Part of the reason for my discrimination in Amsterdam is very probably that I am the oldest son (and also the grandson) of Amsterdam heroes of the Dutch resistance to Nazism between 1940 and 1945, and that mayor Ed van Thijn knew both my parents, since my father was knighted in Amsterdam as the main organizer of the Dutch National Exhibition about World War II and Resistance, and my mother worked in 1944 as part of the resistance that protected Jews in hiding from the Nazis, in the vicinity where Ed van Thijn was hiding, age 8:
Rather than receive, answer or help me when it turned out in 1988 that I had been gassed and threatened with murder by the drugs dealers he protected, who also kept me from sleeping, Amsterdam mayor Ed van Thijn (and his successors Patijn and Cohen) decided to do all he (and they) could do to prevent that I got any help I am legally entitled to, clearly in the hope that I would suicide or otherwise die.
I was never answered, never received, never even talked to by phone by any mayor, any alderman, any elected Amsterdam councilmembers, or any leading bureaucrat of the city of Amsterdam, ever since I dared to protest against being threatened with murder by the drugsdealers the mayor, aldermen and elected Amsterdam council members protect, and have protected ever since.
Part of the reason is, no doubt, very few Dutchmen have the courage my parents and grandparents had, while the vast majority of Dutchmen, since ages, take all proper care to never offend such authorities as there are.
What I claim is that, in my case, at least the articles 1, 2, 3, 5, 6, 7, 8, 10, 12, 13, 14, 17, 18, 19, 21, 22, 23, 24, 25, 26, 27, 28 and 29 have been DELIBERATELY BROKEN in Amsterdam by the city-government and the University of Amsterdam, quite consciously so, on purpose, with the deliberate purpose to silence me before my complaints, that have for decades referred to the above articles, could come to court.
The above Note was not changed from May 12, 2012 but for today, May 12, 2013 - 6 days before the opening of the DSM-5, that may make this manner of psychiatric proceeding quite normal - I draw your attention to Ms Suzy Chapman's website, that asks attention for the very sad fate of Ms Karina Hansen:
This relates the story of a
person with severe ME, that started with mononucleosis, whose
family have not been able to see her for three months
now, after she has been arrested on February 12, 2013, and has been
locked up in Hammel Neurocenter.
There are quite a few
very strange sides to this story - and I quote only some
of them from the report that my last link gives:
"Karina’s parents and lawyer have yet to receive any official paperwork from any government body or clinician about the reason for her removal.
They have received no treatment plan or copies of Karina’s medical reports.
No charges have been made against Karina’s parents.
The case has never been heard by a court.

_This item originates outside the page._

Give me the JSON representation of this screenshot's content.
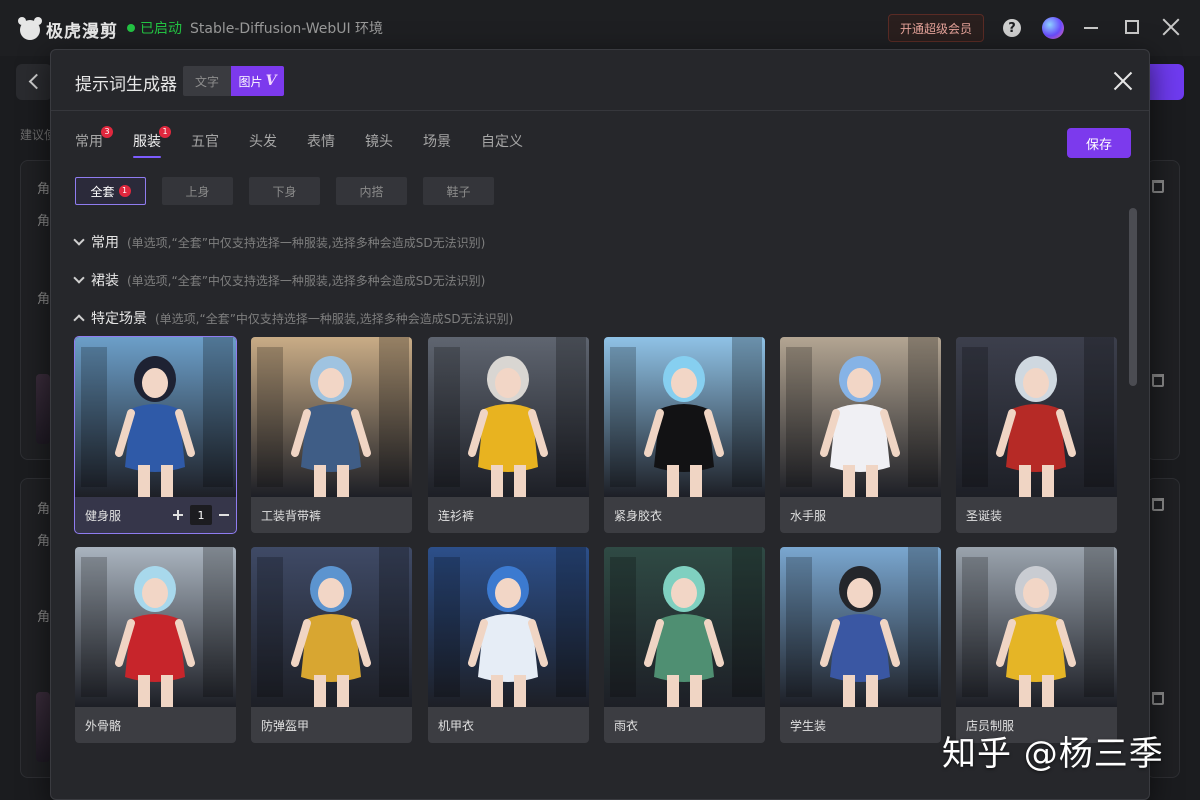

Karina’s parents do not know if or when they will be allowed to see their daughter or if or when she will be allowed to come home.

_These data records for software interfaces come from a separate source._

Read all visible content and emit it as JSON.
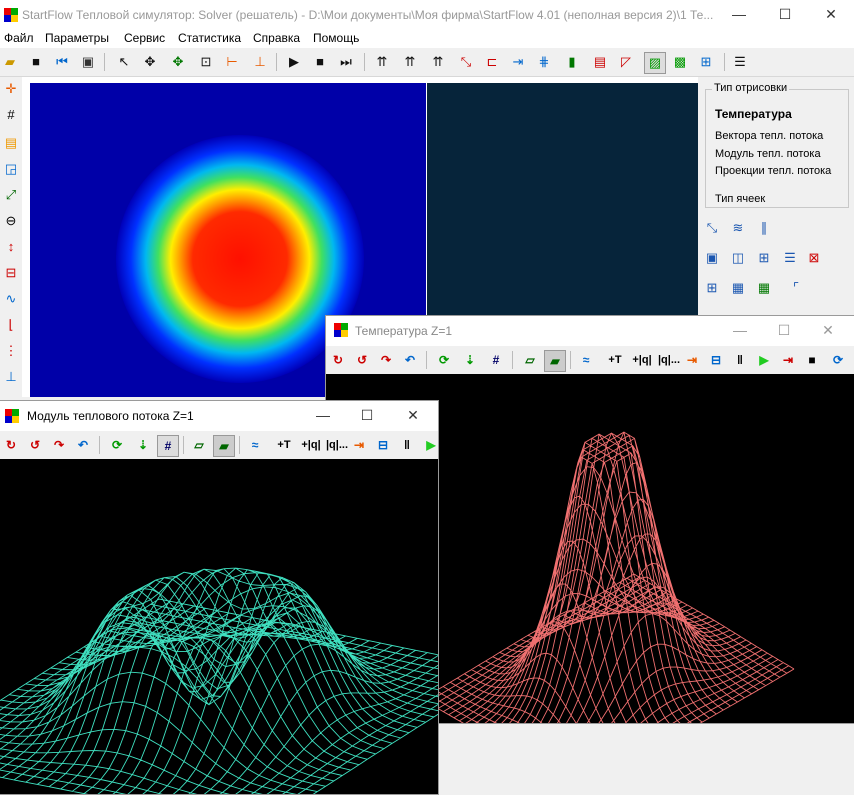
{
  "app": {
    "title": "StartFlow Тепловой симулятор: Solver (решатель) - D:\\Мои документы\\Моя фирма\\StartFlow 4.01 (неполная версия 2)\\1 Те...",
    "minimize": "—",
    "maximize": "☐",
    "close": "✕"
  },
  "menu": [
    "Файл",
    "Параметры",
    "Сервис",
    "Статистика",
    "Справка",
    "Помощь"
  ],
  "panel": {
    "group_title": "Тип отрисовки",
    "options": [
      "Температура",
      "Вектора тепл. потока",
      "Модуль тепл. потока",
      "Проекции тепл. потока"
    ],
    "cell_type_label": "Тип ячеек"
  },
  "colors": {
    "mesh_heat": "#f07070",
    "mesh_flux": "#3fe0c0",
    "field_blue": "#0000a8",
    "field_dark": "#06243a"
  },
  "windows": {
    "temperature": {
      "title": "Температура Z=1",
      "tb_text": [
        "+T",
        "+|q|",
        "|q|..."
      ]
    },
    "flux": {
      "title": "Модуль теплового потока Z=1",
      "tb_text": [
        "+T",
        "+|q|",
        "|q|..."
      ]
    }
  }
}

Her parents and her lawyer have obtained power of attorney for Karina, but this is being ignored."
And this has been the case now for three months, in which the parents did not get permission to see their daughter.
All I can say is that
the above treatment of Karina Hansen breaks, to the best of my
knowledge, at least the following of her human rights: 1, 2, 3, 4, 5, 6, 7, 8,
9, 10, 12, 21 (2), 22, 25, 28, and 29 (2).